- **What you need to do**
After locating the line with "Transcribe this image's", reproduce that line and every one following it exactly, up to the end of the entries.

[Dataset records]
====

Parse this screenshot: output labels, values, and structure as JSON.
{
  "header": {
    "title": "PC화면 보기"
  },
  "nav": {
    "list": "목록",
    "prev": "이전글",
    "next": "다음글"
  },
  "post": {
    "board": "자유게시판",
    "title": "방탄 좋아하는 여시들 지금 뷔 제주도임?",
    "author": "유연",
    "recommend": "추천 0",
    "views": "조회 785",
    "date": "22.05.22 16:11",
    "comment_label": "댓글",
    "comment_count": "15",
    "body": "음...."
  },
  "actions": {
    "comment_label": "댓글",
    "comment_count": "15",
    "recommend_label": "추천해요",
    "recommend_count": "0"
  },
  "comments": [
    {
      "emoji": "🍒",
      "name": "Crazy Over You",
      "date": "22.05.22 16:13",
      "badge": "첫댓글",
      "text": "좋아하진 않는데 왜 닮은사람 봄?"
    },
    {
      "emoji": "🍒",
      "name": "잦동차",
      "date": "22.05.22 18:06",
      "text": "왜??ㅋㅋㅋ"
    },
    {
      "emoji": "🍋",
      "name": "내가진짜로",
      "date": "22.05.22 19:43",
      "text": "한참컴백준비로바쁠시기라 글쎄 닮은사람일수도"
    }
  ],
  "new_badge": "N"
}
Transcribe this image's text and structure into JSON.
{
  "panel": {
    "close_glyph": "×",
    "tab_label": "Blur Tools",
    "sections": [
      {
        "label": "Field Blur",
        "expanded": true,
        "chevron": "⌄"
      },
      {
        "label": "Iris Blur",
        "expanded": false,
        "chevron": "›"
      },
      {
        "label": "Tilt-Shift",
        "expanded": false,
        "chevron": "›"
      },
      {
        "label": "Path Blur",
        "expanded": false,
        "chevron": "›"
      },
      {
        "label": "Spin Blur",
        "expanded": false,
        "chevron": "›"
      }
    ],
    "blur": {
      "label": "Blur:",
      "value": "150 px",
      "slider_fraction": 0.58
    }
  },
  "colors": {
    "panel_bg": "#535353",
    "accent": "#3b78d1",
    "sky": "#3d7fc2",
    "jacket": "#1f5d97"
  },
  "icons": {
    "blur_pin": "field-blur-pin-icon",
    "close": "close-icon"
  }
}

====

- **Answer area**
Transcribe this image's text and structure into JSON.
{
  "panel": {
    "close_glyph": "×",
    "tab_label": "Blur Tools",
    "sections": [
      {
        "label": "Field Blur",
        "expanded": true,
        "chevron": "⌄"
      },
      {
        "label": "Iris Blur",
        "expanded": false,
        "chevron": "›"
      },
      {
        "label": "Tilt-Shift",
        "expanded": false,
        "chevron": "›"
      },
      {
        "label": "Path Blur",
        "expanded": false,
        "chevron": "›"
      },
      {
        "label": "Spin Blur",
        "expanded": false,
        "chevron": "›"
      }
    ],
    "blur": {
      "label": "Blur:",
      "value": "150 px",
      "slider_fraction": 0.58
    }
  },
  "colors": {
    "panel_bg": "#535353",
    "accent": "#3b78d1",
    "sky": "#3d7fc2",
    "jacket": "#1f5d97"
  },
  "icons": {
    "blur_pin": "field-blur-pin-icon",
    "close": "close-icon"
  }
}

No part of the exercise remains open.